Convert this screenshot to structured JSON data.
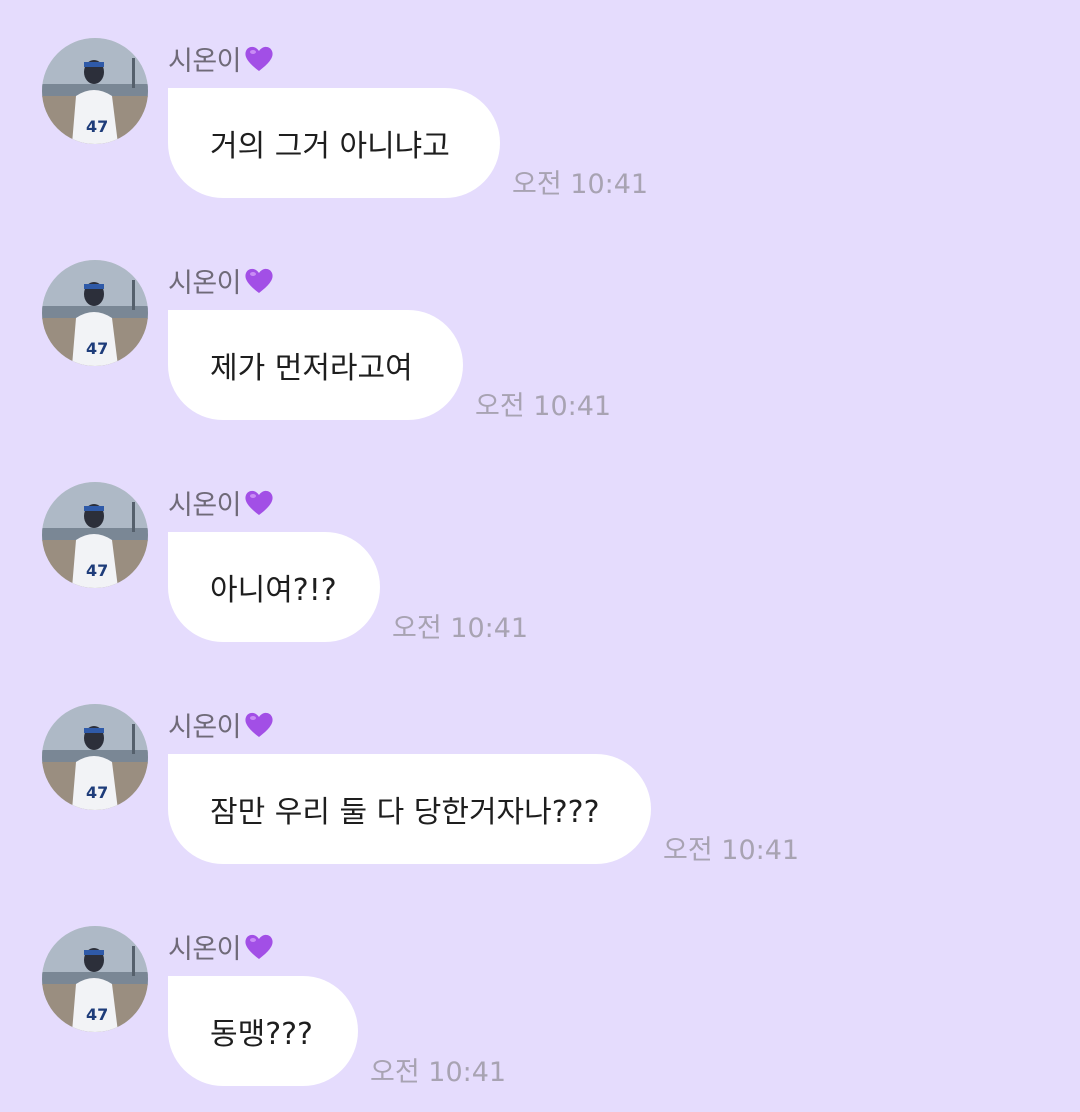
{
  "colors": {
    "background": "#e5dcfd",
    "bubble": "#ffffff",
    "sender_text": "#6f6a78",
    "time_text": "#a8a3b2",
    "heart": "#a24fe6"
  },
  "messages": [
    {
      "sender": "시온이",
      "sender_icon": "purple-heart-icon",
      "text": "거의 그거 아니냐고",
      "time": "오전 10:41"
    },
    {
      "sender": "시온이",
      "sender_icon": "purple-heart-icon",
      "text": "제가 먼저라고여",
      "time": "오전 10:41"
    },
    {
      "sender": "시온이",
      "sender_icon": "purple-heart-icon",
      "text": "아니여?!?",
      "time": "오전 10:41"
    },
    {
      "sender": "시온이",
      "sender_icon": "purple-heart-icon",
      "text": "잠만 우리 둘 다 당한거자나???",
      "time": "오전 10:41"
    },
    {
      "sender": "시온이",
      "sender_icon": "purple-heart-icon",
      "text": "동맹???",
      "time": "오전 10:41"
    }
  ]
}
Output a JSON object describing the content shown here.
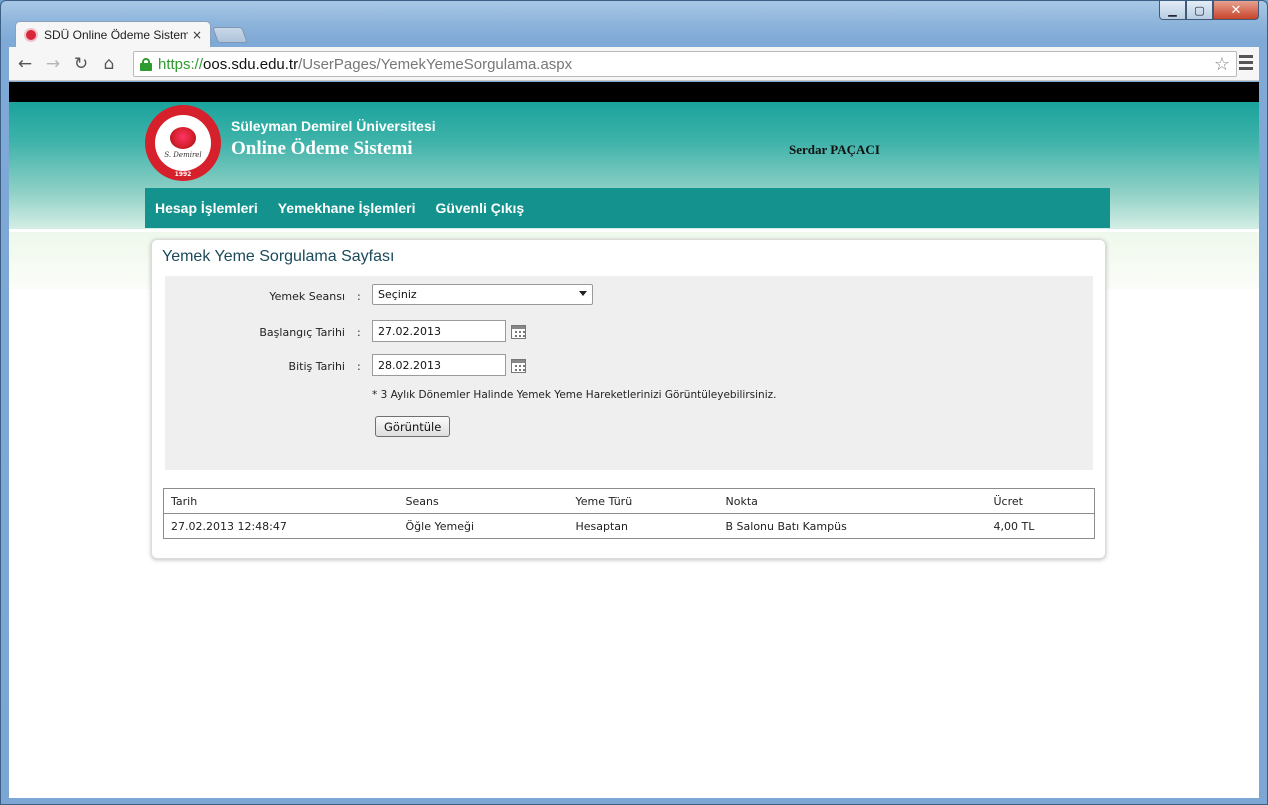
{
  "browser": {
    "tab_title": "SDÜ Online Ödeme Sistem",
    "tab_close": "×",
    "url_scheme": "https://",
    "url_host": "oos.sdu.edu.tr",
    "url_path": "/UserPages/YemekYemeSorgulama.aspx",
    "window_controls": {
      "minimize": "▁",
      "maximize": "▢",
      "close": "✕"
    }
  },
  "header": {
    "university": "Süleyman Demirel Üniversitesi",
    "system": "Online Ödeme Sistemi",
    "user": "Serdar PAÇACI",
    "logo_signature": "S. Demirel",
    "logo_year": "1992"
  },
  "nav": {
    "items": [
      "Hesap İşlemleri",
      "Yemekhane İşlemleri",
      "Güvenli Çıkış"
    ]
  },
  "panel": {
    "title": "Yemek Yeme Sorgulama Sayfası"
  },
  "form": {
    "session_label": "Yemek Seansı",
    "session_value": "Seçiniz",
    "start_label": "Başlangıç Tarihi",
    "start_value": "27.02.2013",
    "end_label": "Bitiş Tarihi",
    "end_value": "28.02.2013",
    "colon": ":",
    "note": "* 3 Aylık Dönemler Halinde Yemek Yeme Hareketlerinizi Görüntüleyebilirsiniz.",
    "button": "Görüntüle"
  },
  "table": {
    "headers": [
      "Tarih",
      "Seans",
      "Yeme Türü",
      "Nokta",
      "Ücret"
    ],
    "rows": [
      [
        "27.02.2013 12:48:47",
        "Öğle Yemeği",
        "Hesaptan",
        "B Salonu Batı Kampüs",
        "4,00 TL"
      ]
    ]
  }
}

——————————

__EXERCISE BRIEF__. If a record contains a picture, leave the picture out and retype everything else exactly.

__SOLUTION__.
Convert this screenshot to structured JSON data.
{
  "colors": {
    "background": "#e5dcfd",
    "bubble": "#ffffff",
    "sender_text": "#6f6a78",
    "time_text": "#a8a3b2",
    "heart": "#a24fe6"
  },
  "messages": [
    {
      "sender": "시온이",
      "sender_icon": "purple-heart-icon",
      "text": "거의 그거 아니냐고",
      "time": "오전 10:41"
    },
    {
      "sender": "시온이",
      "sender_icon": "purple-heart-icon",
      "text": "제가 먼저라고여",
      "time": "오전 10:41"
    },
    {
      "sender": "시온이",
      "sender_icon": "purple-heart-icon",
      "text": "아니여?!?",
      "time": "오전 10:41"
    },
    {
      "sender": "시온이",
      "sender_icon": "purple-heart-icon",
      "text": "잠만 우리 둘 다 당한거자나???",
      "time": "오전 10:41"
    },
    {
      "sender": "시온이",
      "sender_icon": "purple-heart-icon",
      "text": "동맹???",
      "time": "오전 10:41"
    }
  ]
}
Output a JSON object describing the content shown here.
{
  "browser": {
    "tab_title": "SDÜ Online Ödeme Sistem",
    "tab_close": "×",
    "url_scheme": "https://",
    "url_host": "oos.sdu.edu.tr",
    "url_path": "/UserPages/YemekYemeSorgulama.aspx",
    "window_controls": {
      "minimize": "▁",
      "maximize": "▢",
      "close": "✕"
    }
  },
  "header": {
    "university": "Süleyman Demirel Üniversitesi",
    "system": "Online Ödeme Sistemi",
    "user": "Serdar PAÇACI",
    "logo_signature": "S. Demirel",
    "logo_year": "1992"
  },
  "nav": {
    "items": [
      "Hesap İşlemleri",
      "Yemekhane İşlemleri",
      "Güvenli Çıkış"
    ]
  },
  "panel": {
    "title": "Yemek Yeme Sorgulama Sayfası"
  },
  "form": {
    "session_label": "Yemek Seansı",
    "session_value": "Seçiniz",
    "start_label": "Başlangıç Tarihi",
    "start_value": "27.02.2013",
    "end_label": "Bitiş Tarihi",
    "end_value": "28.02.2013",
    "colon": ":",
    "note": "* 3 Aylık Dönemler Halinde Yemek Yeme Hareketlerinizi Görüntüleyebilirsiniz.",
    "button": "Görüntüle"
  },
  "table": {
    "headers": [
      "Tarih",
      "Seans",
      "Yeme Türü",
      "Nokta",
      "Ücret"
    ],
    "rows": [
      [
        "27.02.2013 12:48:47",
        "Öğle Yemeği",
        "Hesaptan",
        "B Salonu Batı Kampüs",
        "4,00 TL"
      ]
    ]
  }
}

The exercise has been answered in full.